Rickie Bishop MCSP SRP
Rickie qualified in 1970 from Bath School of Physiotherapy. After hospital work, she moved to work in a special school in Bexhill-on-Sea where her interest in breathing exercises and rehabilitation for asthma started in 1979 with children. [more]


Stress is a fact of modern life. We all try to fit a lot into every day and many people are doing far more within one day than their parents or grandparents would have dreamed of. On top of this are the day-to-day worries that are part of all our lives. Major changes to our lives, such as marriage, divorce, bereavement, new job or retirement, are frequently the biggest cause for upset in our lives, and will therefore increase stress levels to a high degree. When we are stressed, our bodies react with the ‘fight or flight’ reflex, producing extra adrenalin and giving us more energy and strength to cope with the perceived aggressor. Unfortunately, prolonged stress due to our way of life can set the adrenalin levels permanently high, and this leads to tension throughout the body. When this persists for weeks, months or even years, our health begins to suffer and each person will notice different problems according to their own physical make-up. One will have high blood pressure, another tummy trouble, another breathing problems and another waterworks problems. Every system in the body could be affected, but fortunately, most people have only one or two vulnerable areas.


Tension in the body occurs in a typical pattern for most people:

  1. The shoulders rise and are held very square
  2. The arms tend to be held tightly, maybe across the body like a boxer
  3. The hands are clenched or cannot keep still
  4. The legs are crossed or tight together
  5. The knees are rigid
  6. The feet are pushing against the surface they are resting on
  7. The trunk muscles are taut producing back ache or tummy ache
  8. The neck muscles are taut causing stiffness
  9. The teeth may be clenched or grinding
  10. There may be a worried frown
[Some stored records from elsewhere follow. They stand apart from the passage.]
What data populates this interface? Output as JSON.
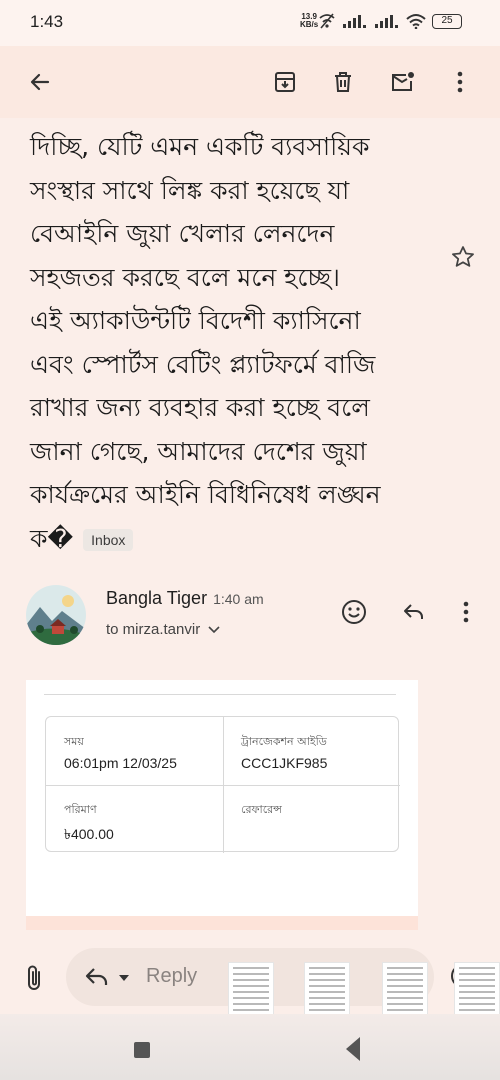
{
  "status_bar": {
    "time": "1:43",
    "net_speed_value": "13.9",
    "net_speed_unit": "KB/s",
    "battery": "25"
  },
  "toolbar": {
    "icons": [
      "back-arrow-icon",
      "archive-icon",
      "delete-icon",
      "mark-unread-icon",
      "more-vert-icon"
    ]
  },
  "message": {
    "body_lines": [
      "দিচ্ছি, যেটি এমন একটি ব্যবসায়িক",
      "সংস্থার সাথে লিঙ্ক করা হয়েছে যা",
      "বেআইনি জুয়া খেলার লেনদেন",
      "সহজতর করছে বলে মনে হচ্ছে।",
      "এই অ্যাকাউন্টটি বিদেশী ক্যাসিনো",
      "এবং স্পোর্টস বেটিং প্ল্যাটফর্মে বাজি",
      "রাখার জন্য ব্যবহার করা হচ্ছে বলে",
      "জানা গেছে, আমাদের দেশের জুয়া",
      "কার্যক্রমের আইনি বিধিনিষেধ লঙ্ঘন"
    ],
    "last_line": "ক�",
    "label_chip": "Inbox"
  },
  "sender": {
    "name": "Bangla Tiger",
    "time": "1:40 am",
    "to": "to mirza.tanvir"
  },
  "transaction": {
    "time_label": "সময়",
    "time_value": "06:01pm 12/03/25",
    "txid_label": "ট্রানজেকশন আইডি",
    "txid_value": "CCC1JKF985",
    "amount_label": "পরিমাণ",
    "amount_value": "৳400.00",
    "reference_label": "রেফারেন্স",
    "reference_value": ""
  },
  "reply_bar": {
    "reply_label": "Reply"
  },
  "colors": {
    "background": "#fbeee9",
    "toolbar": "#fbe9e1",
    "card": "#ffffff"
  }
}
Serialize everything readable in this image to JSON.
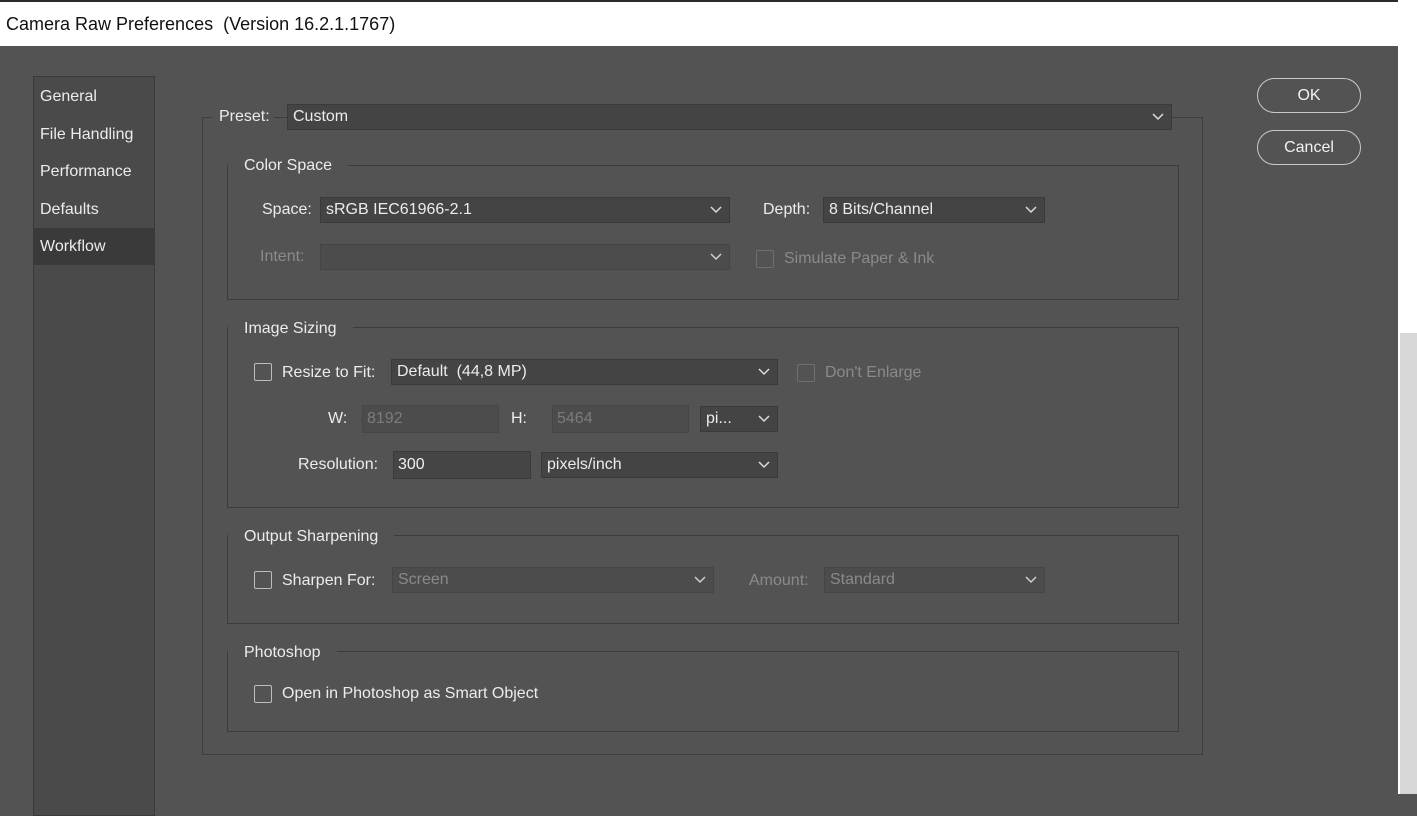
{
  "window": {
    "title": "Camera Raw Preferences  (Version 16.2.1.1767)"
  },
  "sidebar": {
    "items": [
      {
        "label": "General"
      },
      {
        "label": "File Handling"
      },
      {
        "label": "Performance"
      },
      {
        "label": "Defaults"
      },
      {
        "label": "Workflow",
        "active": true
      }
    ]
  },
  "preset": {
    "label": "Preset:",
    "value": "Custom"
  },
  "color_space": {
    "title": "Color Space",
    "space_label": "Space:",
    "space_value": "sRGB IEC61966-2.1",
    "depth_label": "Depth:",
    "depth_value": "8 Bits/Channel",
    "intent_label": "Intent:",
    "intent_value": "",
    "simulate_label": "Simulate Paper & Ink"
  },
  "image_sizing": {
    "title": "Image Sizing",
    "resize_label": "Resize to Fit:",
    "resize_value": "Default  (44,8 MP)",
    "dont_enlarge_label": "Don't Enlarge",
    "w_label": "W:",
    "w_value": "8192",
    "h_label": "H:",
    "h_value": "5464",
    "unit_value": "pi...",
    "resolution_label": "Resolution:",
    "resolution_value": "300",
    "resolution_unit": "pixels/inch"
  },
  "output_sharpening": {
    "title": "Output Sharpening",
    "sharpen_label": "Sharpen For:",
    "sharpen_value": "Screen",
    "amount_label": "Amount:",
    "amount_value": "Standard"
  },
  "photoshop": {
    "title": "Photoshop",
    "smart_object_label": "Open in Photoshop as Smart Object"
  },
  "buttons": {
    "ok": "OK",
    "cancel": "Cancel"
  }
}
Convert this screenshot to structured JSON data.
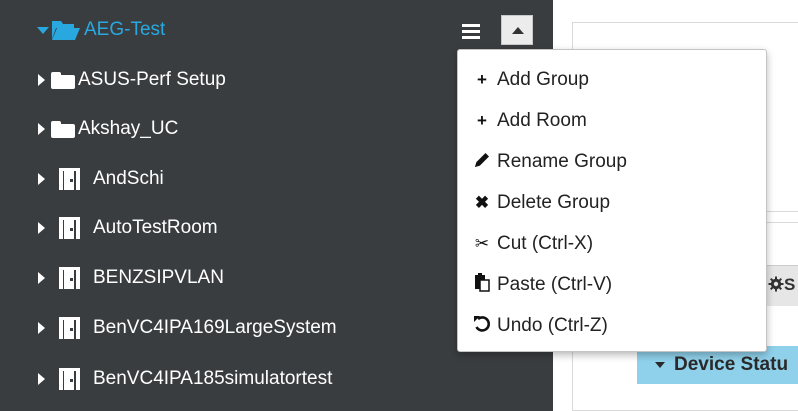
{
  "tree": {
    "root": {
      "label": "AEG-Test",
      "icon": "folder-open-icon",
      "color": "#29a8e0"
    },
    "items": [
      {
        "label": "ASUS-Perf Setup",
        "icon": "folder-icon"
      },
      {
        "label": "Akshay_UC",
        "icon": "folder-icon"
      },
      {
        "label": "AndSchi",
        "icon": "room-door-icon"
      },
      {
        "label": "AutoTestRoom",
        "icon": "room-door-icon"
      },
      {
        "label": "BENZSIPVLAN",
        "icon": "room-door-icon"
      },
      {
        "label": "BenVC4IPA169LargeSystem",
        "icon": "room-door-icon"
      },
      {
        "label": "BenVC4IPA185simulatortest",
        "icon": "room-door-icon"
      }
    ]
  },
  "context_menu": {
    "items": [
      {
        "label": "Add Group",
        "icon": "plus-icon"
      },
      {
        "label": "Add Room",
        "icon": "plus-icon"
      },
      {
        "label": "Rename Group",
        "icon": "pencil-icon"
      },
      {
        "label": "Delete Group",
        "icon": "times-icon"
      },
      {
        "label": "Cut (Ctrl-X)",
        "icon": "scissors-icon"
      },
      {
        "label": "Paste (Ctrl-V)",
        "icon": "paste-icon"
      },
      {
        "label": "Undo (Ctrl-Z)",
        "icon": "undo-icon"
      }
    ]
  },
  "right_panel": {
    "tab_partial": "S",
    "device_status": "Device Statu"
  },
  "colors": {
    "sidebar_bg": "#3a3d40",
    "accent": "#29a8e0",
    "device_status_bg": "#8fd0ea"
  }
}
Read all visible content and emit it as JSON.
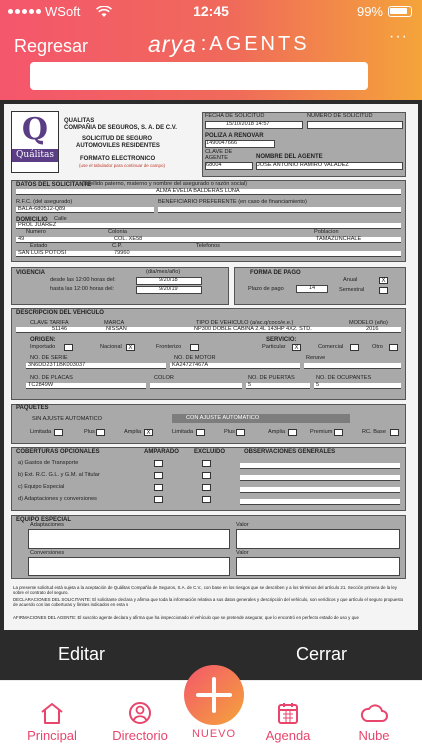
{
  "status": {
    "carrier": "WSoft",
    "time": "12:45",
    "battery": "99%"
  },
  "nav": {
    "back": "Regresar",
    "brand": "arya",
    "product": ":AGENTS",
    "more": "···"
  },
  "form": {
    "company_line": "QUALITAS",
    "company": "COMPAÑIA DE SEGUROS, S. A. DE C.V.",
    "title1": "SOLICITUD DE SEGURO",
    "title2": "AUTOMOVILES RESIDENTES",
    "format": "FORMATO ELECTRONICO",
    "format_note": "(use el tabulador para continuar de campo)",
    "logo_text": "Quálitas",
    "fecha_label": "FECHA DE SOLICITUD",
    "fecha": "15/10/2018 14:57",
    "num_sol_label": "NUMERO DE SOLICITUD",
    "poliza_label": "POLIZA A RENOVAR",
    "poliza": "1490047666",
    "clave_label": "CLAVE DE AGENTE",
    "clave": "68004",
    "agente_label": "NOMBRE DEL AGENTE",
    "agente": "JOSE ANTONIO RAMIRO VALADEZ",
    "solicitante_label": "DATOS DEL SOLICITANTE",
    "solicitante_note": "(apellido paterno, materno y nombre del asegurado o razón social)",
    "solicitante": "ALMA EVELIA BALDERAS LUNA",
    "rfc_label": "R.F.C. (del asegurado)",
    "rfc": "BALA-680512-Q89",
    "beneficiario_label": "BENEFICIARIO PREFERENTE (en caso de financiamiento)",
    "domicilio_label": "DOMICILIO",
    "calle_label": "Calle",
    "calle": "PROL JUAREZ",
    "numero_label": "Numero",
    "numero": "49",
    "colonia_label": "Colonia",
    "colonia": "COL. XE58",
    "poblacion_label": "Poblacion",
    "poblacion": "TAMAZUNCHALE",
    "estado_label": "Estado",
    "estado": "SAN LUIS POTOSI",
    "cp_label": "C.P.",
    "cp": "79960",
    "telefonos_label": "Telefonos",
    "vigencia_label": "VIGENCIA",
    "vig_unit": "(dia/mes/año)",
    "desde_label": "desde las 12:00 horas del:",
    "desde": "9/20/18",
    "hasta_label": "hasta las 12:00 horas del:",
    "hasta": "9/20/19",
    "pago_label": "FORMA DE PAGO",
    "plazo_label": "Plazo de pago",
    "plazo": "14",
    "anual_label": "Anual",
    "semestral_label": "Semestral",
    "anual_mark": "X",
    "vehiculo_label": "DESCRIPCION DEL VEHICULO",
    "tarifa_label": "CLAVE TARIFA",
    "tarifa": "51146",
    "marca_label": "MARCA",
    "marca": "NISSAN",
    "tipo_label": "TIPO DE VEHICULO (a/ac.q/coco/e.e.)",
    "tipo": "NP300 DOBLE CABINA 2.4L 143HP 4X2. STD.",
    "modelo_label": "MODELO (año)",
    "modelo": "2016",
    "origen_label": "ORIGEN:",
    "importado_label": "Importado",
    "nacional_label": "Nacional",
    "nacional_mark": "X",
    "fronterizo_label": "Fronterizo",
    "servicio_label": "SERVICIO:",
    "particular_label": "Particular",
    "particular_mark": "X",
    "comercial_label": "Comercial",
    "otro_label": "Otro",
    "serie_label": "NO. DE SERIE",
    "serie": "3N6DD23T1BK003037",
    "motor_label": "NO. DE MOTOR",
    "motor": "KA24727467A",
    "renave_label": "Renave",
    "placas_label": "NO. DE PLACAS",
    "placas": "TC2849W",
    "color_label": "COLOR",
    "puertas_label": "NO. DE PUERTAS",
    "puertas": "5",
    "ocupantes_label": "NO. DE OCUPANTES",
    "ocupantes": "5",
    "paquetes_label": "PAQUETES",
    "sin_ajuste": "SIN AJUSTE AUTOMATICO",
    "con_ajuste": "CON AJUSTE AUTOMATICO",
    "limitada_label": "Limitada",
    "plus_label": "Plus",
    "amplia_label": "Amplia",
    "amplia_mark": "X",
    "premium_label": "Premium",
    "rcbase_label": "RC. Base",
    "coberturas_label": "COBERTURAS OPCIONALES",
    "amparado_label": "AMPARADO",
    "excluido_label": "EXCLUIDO",
    "obs_label": "OBSERVACIONES GENERALES",
    "cob_a": "a) Gastos de Transporte",
    "cob_b": "b) Ext. R.C. G.L. y G.M. al Titular",
    "cob_c": "c) Equipo Especial",
    "cob_d": "d) Adaptaciones y conversiones",
    "equipo_label": "EQUIPO ESPECIAL",
    "adaptaciones_label": "Adaptaciones",
    "conversiones_label": "Conversiones",
    "valor_label": "Valor",
    "legal1": "La presente solicitud está sujeta a la aceptación de Quálitas Compañía de Seguros, S.A. de C.V., con base en los riesgos que se describen y a los términos del artículo 21. Sección primera de la ley sobre el contrato del seguro.",
    "legal2": "DECLARACIONES DEL SOLICITANTE: El solicitante declara y afirma que toda la información relativa a sus datos generales y descripción del vehículo, son verídicos y que artículo el seguro propuesto de acuerdo con las coberturas y límites indicados en esta s",
    "legal3": "AFIRMACIONES DEL AGENTE: El suscrito agente declara y afirma que ha inspeccionado el vehículo que se pretende asegurar, que lo encontró en perfecto estado de uso y que"
  },
  "actions": {
    "edit": "Editar",
    "close": "Cerrar"
  },
  "tabs": {
    "principal": "Principal",
    "directorio": "Directorio",
    "nuevo": "NUEVO",
    "agenda": "Agenda",
    "nube": "Nube"
  },
  "colors": {
    "accent": "#e8466c",
    "gradient_start": "#f4566c",
    "gradient_end": "#f4a43a",
    "dark": "#2b2b2b"
  }
}
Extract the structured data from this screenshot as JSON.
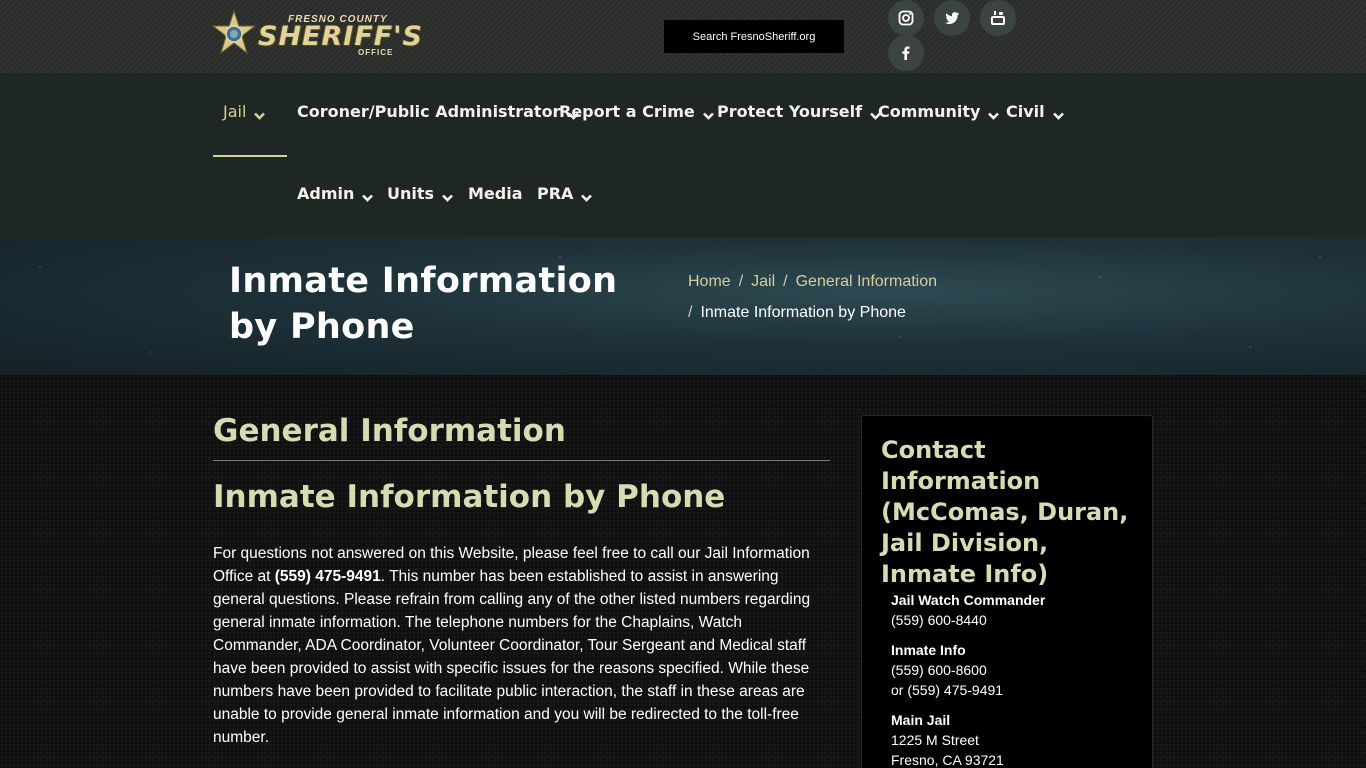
{
  "header": {
    "logo_county": "FRESNO COUNTY",
    "logo_sheriff": "SHERIFF'S",
    "logo_office": "OFFICE",
    "search_label": "Search FresnoSheriff.org",
    "social": [
      {
        "icon": "instagram-icon"
      },
      {
        "icon": "twitter-icon"
      },
      {
        "icon": "youtube-icon"
      },
      {
        "icon": "facebook-icon"
      }
    ]
  },
  "nav": {
    "items": [
      {
        "label": "Jail"
      },
      {
        "label": "Coroner/Public Administrator"
      },
      {
        "label": "Report a Crime"
      },
      {
        "label": "Protect Yourself"
      },
      {
        "label": "Community"
      },
      {
        "label": "Civil"
      },
      {
        "label": "Admin"
      },
      {
        "label": "Units"
      },
      {
        "label": "Media"
      },
      {
        "label": "PRA"
      }
    ]
  },
  "banner": {
    "title": "Inmate Information by Phone",
    "breadcrumb": [
      "Home",
      "Jail",
      "General Information",
      "Inmate Information by Phone"
    ]
  },
  "main": {
    "section_title": "General Information",
    "article_title": "Inmate Information by Phone",
    "body_before": "For questions not answered on this Website, please feel free to call our Jail Information Office at ",
    "body_phone": "(559) 475-9491",
    "body_after": ". This number has been established to assist in answering general questions. Please refrain from calling any of the other listed numbers regarding general inmate information. The telephone numbers for the Chaplains, Watch Commander, ADA Coordinator, Volunteer Coordinator, Tour Sergeant and Medical staff have been provided to assist with specific issues for the reasons specified. While these numbers have been provided to facilitate public interaction, the staff in these areas are unable to provide general inmate information and you will be redirected to the toll-free number."
  },
  "sidebar": {
    "title": "Contact Information (McComas, Duran, Jail Division, Inmate Info)",
    "contacts": [
      {
        "label": "Jail Watch Commander",
        "line1": "(559) 600-8440"
      },
      {
        "label": "Inmate Info",
        "line1": "(559) 600-8600",
        "line2": "or (559) 475-9491"
      },
      {
        "label": "Main Jail",
        "line1": "1225 M Street",
        "line2": "Fresno, CA  93721"
      }
    ]
  },
  "colors": {
    "accent": "#d6cf9a",
    "heading": "#d6dcb2",
    "nav_bg": "#1e2723"
  }
}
Relaxation is a good way of releasing the tension from the body and, if practised regularly, can help to reduce the background level of tension producing a more relaxed frame of mind. To start your relaxation, choose a comfortable position in which your whole body is supported, including your head and feet. This may be lying on a bed or the floor on your back or side with one or two pillows to support the head and knees, or on an armchair with a high back and a small cushion to support your head comfortably. This method of relaxation is ‘physiological’, i.e. it works the way your body works. All muscles work in paired groups, so that when you bend your elbow you are using the flexor muscles on the front of your arm; at the same time the extensor muscles on the back of your arm have to relax to allow the movement to happen. We can use this fact to produce relaxation by purposely moving the tense parts of the body in the opposite direction to the tension; when the movement is stopped the whole area will become relaxed. Each part of the body is moved in turn so that the whole body relaxes and the tension is removed. Once you have achieved a relaxed body, allow your thoughts to dwell on some pleasant thought pattern that causes no anxiety. This may be daydreaming about a pleasant experience from the past or imagining you are strolling in a beautiful garden on a lovely sunny day enjoying the sights and sounds and scents around you.


Press your shoulders down towards your hips as firmly as you can. STOP. Feel that your shoulders are further away from your ears than when you started.

Open your elbows out. STOP. Feel that your arms are resting loose and heavy at your sides.

Stretch your fingers and thumbs as long as you can. STOP. Feel that your hands are resting loosely on the ends of your arms


Separate your thighs a little apart from each other. STOP. Feel that your thighs are resting comfortably supported on the surface underneath.

Wriggle your knees until you find a comfortable shape for them. STOP. Feel how comfortable your knees are.

Pull your toes up towards your face. STOP. Feel that your feet are resting loosely on the ends of your legs.


Press your body into the supporting surface. STOP. Feel that your body is supported from the hips all the way up to your shoulders.

Press your head against the support. STOP. Feel that your head is comfortably supported, you are not doing anything to keep it there.

Take two very long, slow, smooth breaths, in through the nose, out through the mouth.


Keeping your lips gently together, allow your chin to drop down away from the upper jaw. STOP. Feel that your jaw is loose with a small gap between the teeth.

If your tongue is stuck to the roof of your mouth, bring it down so that it lies in the centre of your mouth. STOP. Feel that your tongue is loose just behind your teeth.

Close your eyes gently. STOP. Enjoy the darkness.

Without moving anything else, smooth the skin of your forehead from the eyebrows up towards the top of your head. STOP. Feel that even the scalp on top of your head is loose and comfortable.

Now start thinking your beautiful, peaceful thoughts and keep relaxing for ten to twenty minutes to allow your body to recharge its batteries.

Practise daily and you will perfect the technique, then if a crisis arises you will have the means of coping with it already to hand. You can even use some of the movements as you go through the day to get rid of tension wherever you notice it.